Deployers do not have to use root user accounts on deploy or target hosts. This approach works out of the box by leveraging Ansible privilege escalation.

Deploment hosts

You can avoid usage of the root user on a deployment by following these guidelines:

  1. Clone OpenStack-Ansible repository to home user directory. It means, that instead of /opt/openstack-ansible repository will be in ~/openstack-ansible.

  2. Use custom path for /etc/openstack_deploy directory. You can place OpenStack-Ansible configuration directory inside user home directory. For that you will need to define the following environment variable:

    export OSA_CONFIG_DIR="${HOME}/openstack_deploy"
    
  3. If you want to keep basic ansible logging, you need either to create /openstack/log/ansible-logging/ directory and allow user to write there, or define the following environment variable:

    export ANSIBLE_LOG_PATH="${HOME}/ansible-logging/ansible.log"
    

    Note

    You can also add the environment variable to user.rc file inside openstack_deploy folder (${OSA_CONFIG_DIR}/user.rc). user.rc file is sourced each time you run openstack-ansible binary.

  4. Initial bootstrap of OpenStack-Ansible using ./scripts/bootstrap-ansible.sh script still should be done either as the root user or escalate privileges using sudo or su.

Destination hosts

It is also possible to use non-root user for Ansible authentication on destination hosts. However, this user must be able to escalate privileges using Ansible privilege escalation.

Note

You can add environment variables from that section to user.rc file inside openstack_deploy folder (${OSA_CONFIG_DIR}/user.rc). user.rc file is sourced each time you run openstack-ansible binary.

There are also couple of additional things which you might want to consider:

  1. Provide --become flag each time your run a playbook or ad-hoc command. Alternatively, you can define the following environment variable:

    export ANSIBLE_BECOME="True"
    
  2. Override Ansible temporary path if LXC containers are used. The ansible connection from the physical host to the LXC container passes environment variables from the host. This means that Ansible attempts to use the same temporary folder in the LXC container as it would on the host, relative to the non-root user ${HOME} directory. This will not exist inside the container and another path must be used instead.

    You can do that following in multiple ways:

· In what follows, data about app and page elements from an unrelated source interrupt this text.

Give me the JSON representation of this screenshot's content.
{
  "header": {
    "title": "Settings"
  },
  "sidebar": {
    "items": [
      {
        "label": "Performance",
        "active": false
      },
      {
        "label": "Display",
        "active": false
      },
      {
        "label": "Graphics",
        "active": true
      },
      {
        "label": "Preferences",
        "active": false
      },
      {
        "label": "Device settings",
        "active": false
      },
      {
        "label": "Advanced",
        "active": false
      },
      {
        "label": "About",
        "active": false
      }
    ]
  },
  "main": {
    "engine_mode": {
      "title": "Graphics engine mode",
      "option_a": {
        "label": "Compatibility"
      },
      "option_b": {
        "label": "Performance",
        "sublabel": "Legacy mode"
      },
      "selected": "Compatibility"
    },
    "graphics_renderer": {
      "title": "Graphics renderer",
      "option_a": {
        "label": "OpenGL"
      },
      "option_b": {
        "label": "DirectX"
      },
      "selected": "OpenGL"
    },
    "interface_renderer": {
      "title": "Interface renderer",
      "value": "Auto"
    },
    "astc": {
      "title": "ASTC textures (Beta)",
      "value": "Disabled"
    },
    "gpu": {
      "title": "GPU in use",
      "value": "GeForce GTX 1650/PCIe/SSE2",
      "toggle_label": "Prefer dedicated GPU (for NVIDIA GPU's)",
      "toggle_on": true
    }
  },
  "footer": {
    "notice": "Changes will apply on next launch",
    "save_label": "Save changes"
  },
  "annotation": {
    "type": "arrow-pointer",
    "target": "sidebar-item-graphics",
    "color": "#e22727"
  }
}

    1. Define ansible_remote_tmp: /tmp in user_variables.yml

    2. Define the following environment variable:

    export ANSIBLE_LOCAL_TEMP="/tmp"
    
  3. Define the user that will be used for for connections from the deploy host to the ansible target hosts. In case the user is the same for all hosts in your deployment, you can do it in one of following ways:

    1. Define ansible_user: <USER> in user_variables.yml

    2. Define the following environment variable:

    export ANSIBLE_REMOTE_USER="<USER>"
    

    If the user differs from host to host, you can leverage group_vars or host_vars. More information on how to use that can be found in the overrides guide